It shouldn’t surprise anyone that Florida is facing an insurance crisis. For decades, state and local governments have permitted and continue to permit inappropriate development in hurricane-prone areas. When approving new developments in this area, little attention seems to be paid to the general problems associated with land-impact hurricanes.
It is currently estimated that Hurricane Ian will cause $100 billion in total damage, the largest hurricane damage in Florida history. Florida already has the highest property insurance rates in the nation. However, with an insurance crisis looming on the horizon, an obvious solution to the problem is not even being considered: halt density growth in flood-prone areas. The mechanism is there to guide growth in these areas, but the political will is not.
It’s almost ridiculous that Florida political leaders should expect the rest of the nation to bail us out of problems created by decades of improper coastal development. Florida ranks first in hurricane events and is the nation’s most vulnerable state to the devastating effects of coastal storms. Population growth and continued coastal development over the past few decades have left residents extremely vulnerable to the devastating effects of hurricanes.
Developing industry officials will certainly suggest that one solution to the current insurance problem is to work our way out of it, citing statistics that suggest that as development develops, more will pay into the insurance pool and interest rates will stabilize or even fall. Such convoluted logic is likely to appeal to most of our lawmakers, so the real issue of increasing density in hurricane evacuation zones does not need serious consideration.
As more people move to Southwest Florida, the risk of extensive loss of life and property damage will increase. It is vital that residents understand the dangers of living in a hurricane-prone area. There are currently no standards for hurricane clearance times for new or existing developments. Legislation must be passed that requires disclosure of hurricane evacuation times when prospective buyers purchase residential properties. Prospective buyers and renters have a right to know and should be informed as to whether or not it is safe to vacate a property they intend to buy or rent.
Florida is known for its unique and valuable wetlands, wildlife habitats, beaches and marine resources, but our weak land development regulations underpin continued development in flood-prone coastal and environmentally sensitive areas. Local governments routinely authorize construction seaward of established coastal control lines where construction is not to take place.

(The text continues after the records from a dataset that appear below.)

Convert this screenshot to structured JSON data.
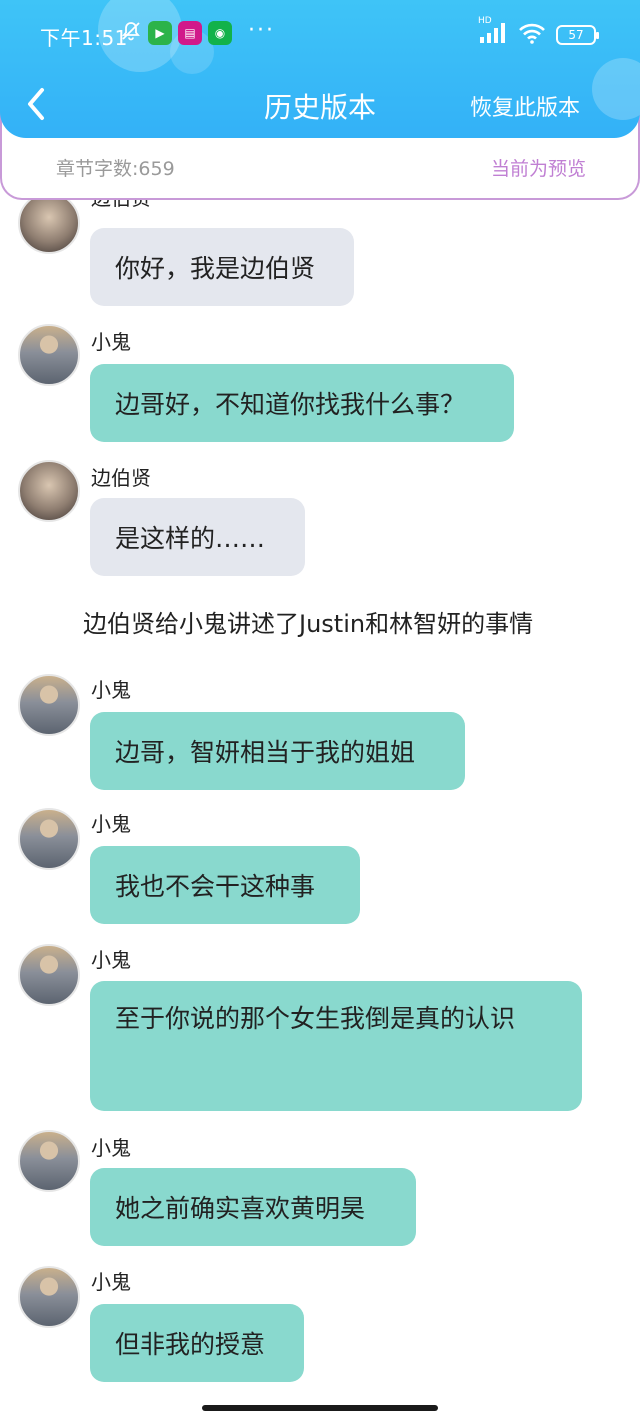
{
  "status_bar": {
    "time": "下午1:51",
    "more": "···",
    "battery": "57",
    "hd": "HD"
  },
  "header": {
    "title": "历史版本",
    "restore_label": "恢复此版本"
  },
  "info": {
    "word_count": "章节字数:659",
    "preview_status": "当前为预览"
  },
  "messages": [
    {
      "sender": "边伯贤",
      "text": "你好，我是边伯贤"
    },
    {
      "sender": "小鬼",
      "text": "边哥好，不知道你找我什么事？"
    },
    {
      "sender": "边伯贤",
      "text": "是这样的……"
    },
    {
      "narration": "边伯贤给小鬼讲述了Justin和林智妍的事情"
    },
    {
      "sender": "小鬼",
      "text": "边哥，智妍相当于我的姐姐"
    },
    {
      "sender": "小鬼",
      "text": "我也不会干这种事"
    },
    {
      "sender": "小鬼",
      "text": "至于你说的那个女生我倒是真的认识"
    },
    {
      "sender": "小鬼",
      "text": "她之前确实喜欢黄明昊"
    },
    {
      "sender": "小鬼",
      "text": "但非我的授意"
    }
  ],
  "colors": {
    "header": "#33b1f7",
    "bubble_gray": "#e4e7ee",
    "bubble_teal": "#89d9ce",
    "preview_purple": "#c07fd3"
  }
}
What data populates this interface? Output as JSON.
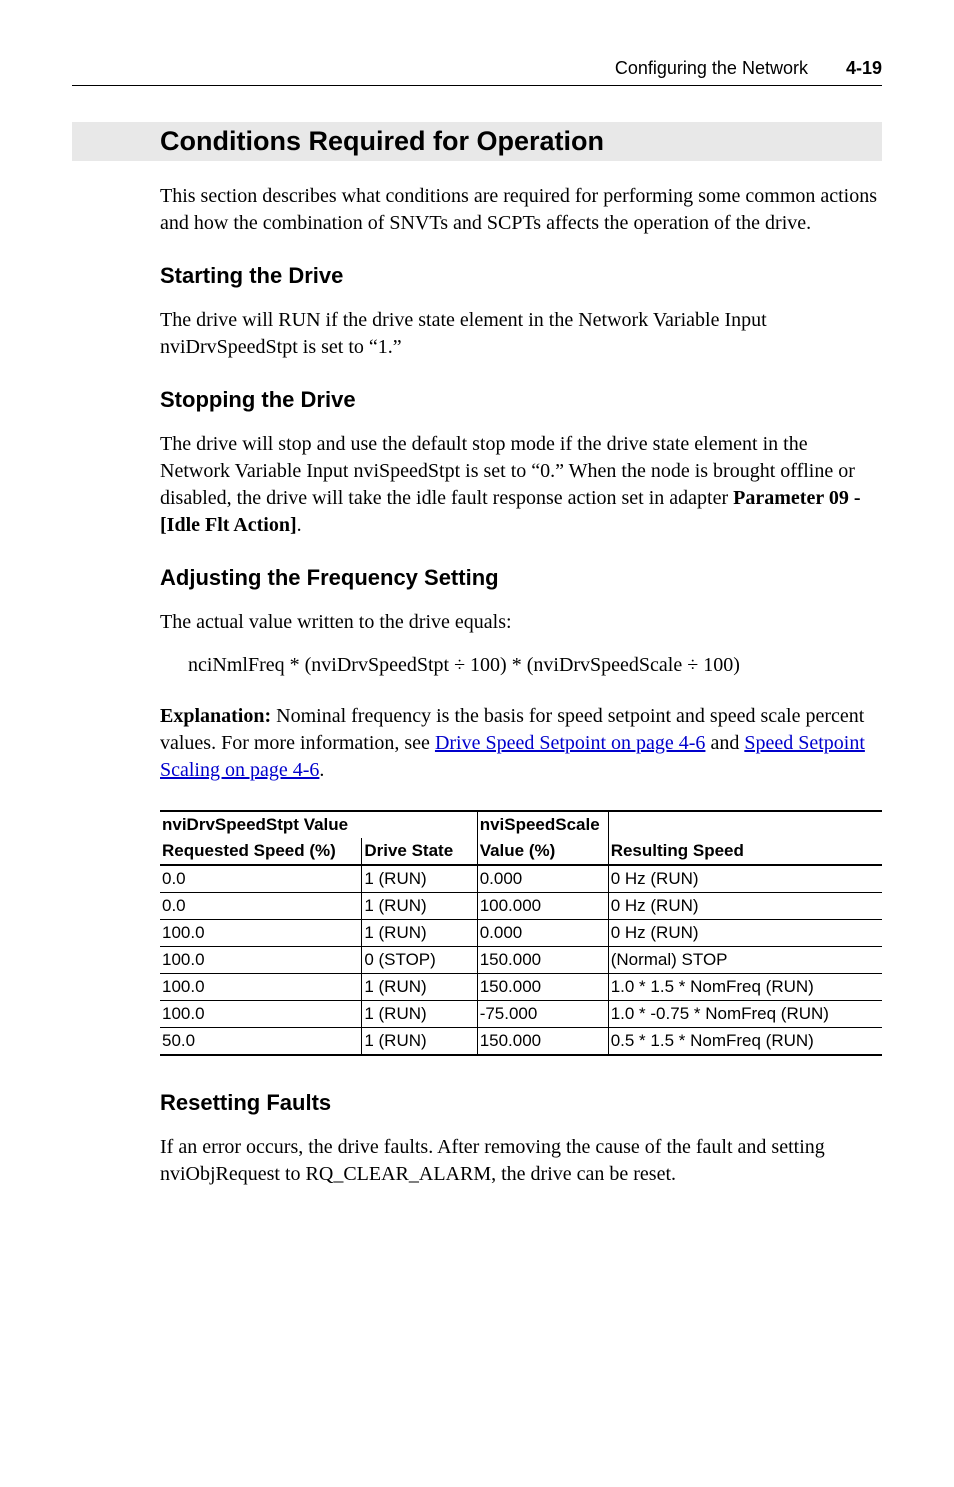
{
  "header": {
    "chapter": "Configuring the Network",
    "page_num": "4-19"
  },
  "h1": "Conditions Required for Operation",
  "intro": "This section describes what conditions are required for performing some common actions and how the combination of SNVTs and SCPTs affects the operation of the drive.",
  "sections": {
    "start": {
      "title": "Starting the Drive",
      "body": "The drive will RUN if the drive state element in the Network Variable Input nviDrvSpeedStpt is set to “1.”"
    },
    "stop": {
      "title": "Stopping the Drive",
      "body_pre": "The drive will stop and use the default stop mode if the drive state element in the Network Variable Input nviSpeedStpt is set to “0.” When the node is brought offline or disabled, the drive will take the idle fault response action set in adapter ",
      "body_bold": "Parameter 09 - [Idle Flt Action]",
      "body_post": "."
    },
    "adjust": {
      "title": "Adjusting the Frequency Setting",
      "lead": "The actual value written to the drive equals:",
      "formula": "nciNmlFreq * (nviDrvSpeedStpt ÷ 100) * (nviDrvSpeedScale ÷ 100)",
      "exp_label": "Explanation:",
      "exp_body_pre": " Nominal frequency is the basis for speed setpoint and speed scale percent values. For more information, see ",
      "exp_link1": "Drive Speed Setpoint on page 4-6",
      "exp_mid": " and ",
      "exp_link2": "Speed Setpoint Scaling on page 4-6",
      "exp_post": "."
    },
    "reset": {
      "title": "Resetting Faults",
      "body": "If an error occurs, the drive faults. After removing the cause of the fault and setting nviObjRequest to RQ_CLEAR_ALARM, the drive can be reset."
    }
  },
  "table": {
    "head": {
      "group1": "nviDrvSpeedStpt Value",
      "col1": "Requested Speed (%)",
      "col2": "Drive State",
      "col3a": "nviSpeedScale",
      "col3b": "Value (%)",
      "col4": "Resulting Speed"
    },
    "rows": [
      {
        "c1": "0.0",
        "c2": "1 (RUN)",
        "c3": "0.000",
        "c4": "0 Hz (RUN)"
      },
      {
        "c1": "0.0",
        "c2": "1 (RUN)",
        "c3": "100.000",
        "c4": "0 Hz (RUN)"
      },
      {
        "c1": "100.0",
        "c2": "1 (RUN)",
        "c3": "0.000",
        "c4": "0 Hz (RUN)"
      },
      {
        "c1": "100.0",
        "c2": "0 (STOP)",
        "c3": "150.000",
        "c4": "(Normal) STOP"
      },
      {
        "c1": "100.0",
        "c2": "1 (RUN)",
        "c3": "150.000",
        "c4": "1.0 * 1.5 * NomFreq (RUN)"
      },
      {
        "c1": "100.0",
        "c2": "1 (RUN)",
        "c3": "-75.000",
        "c4": "1.0 * -0.75 * NomFreq (RUN)"
      },
      {
        "c1": "50.0",
        "c2": "1 (RUN)",
        "c3": "150.000",
        "c4": "0.5 * 1.5 * NomFreq (RUN)"
      }
    ]
  }
}
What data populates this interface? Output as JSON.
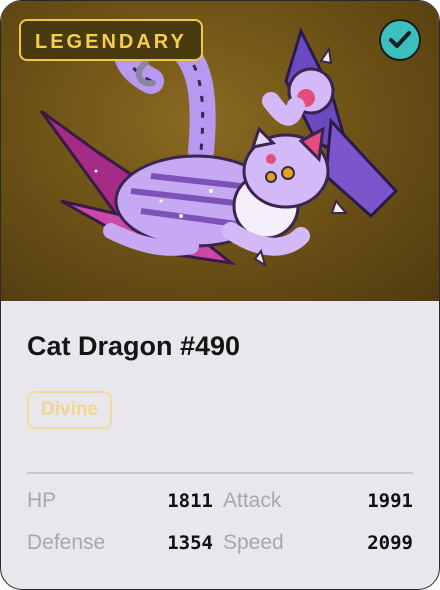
{
  "card": {
    "rarity": "LEGENDARY",
    "verified_icon": "checkmark-icon",
    "name": "Cat Dragon #490",
    "type_badge": "Divine",
    "stats": [
      {
        "label": "HP",
        "value": "1811"
      },
      {
        "label": "Attack",
        "value": "1991"
      },
      {
        "label": "Defense",
        "value": "1354"
      },
      {
        "label": "Speed",
        "value": "2099"
      }
    ]
  },
  "colors": {
    "art_background": "#6f5417",
    "rarity_gold": "#f2c744",
    "verified_teal": "#3bbfbe",
    "badge_gold": "#efd78f",
    "card_background": "#e9e7ec"
  }
}
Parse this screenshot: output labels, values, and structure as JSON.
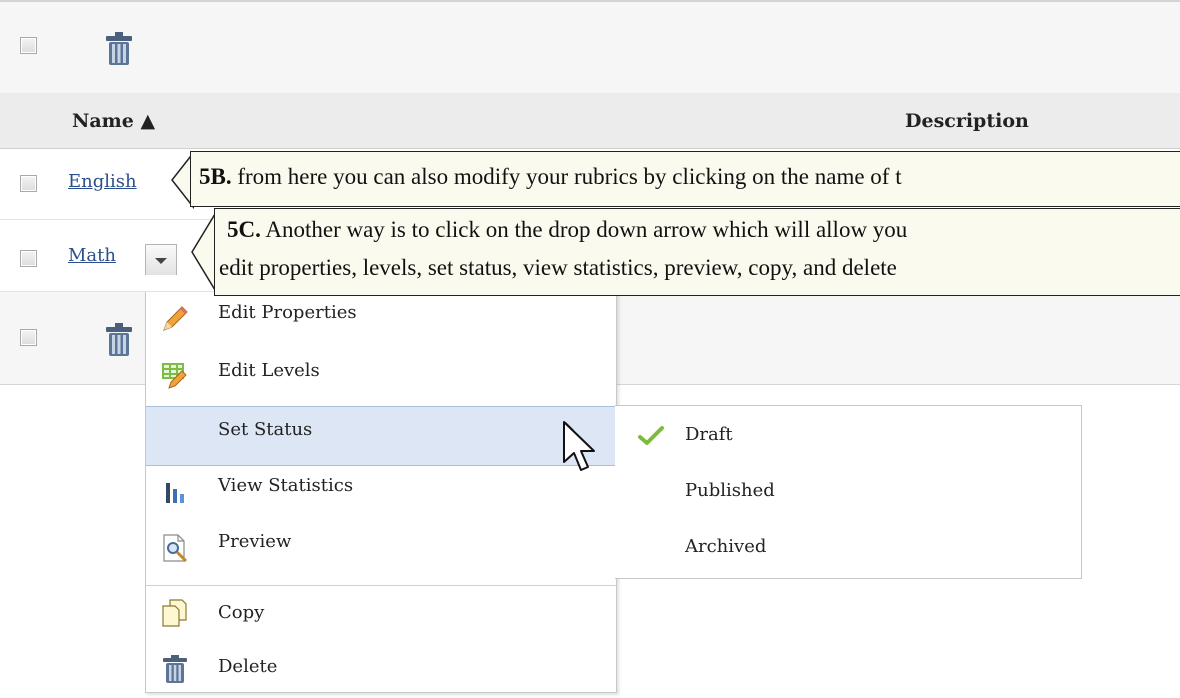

It remains to be seen whether the next legislative session will result in meaningful measures to limit growth in hurricane-prone areas. Florida policymakers need to recognize that there is such a thing as a high-risk area on the coast and it is not in our long-term interest to continue building there.
Glenn Compton is Chairman of ManaSota 88, a non-profit organization dedicated to protecting the environment in Manatee and Sarasota counties for over 30 years.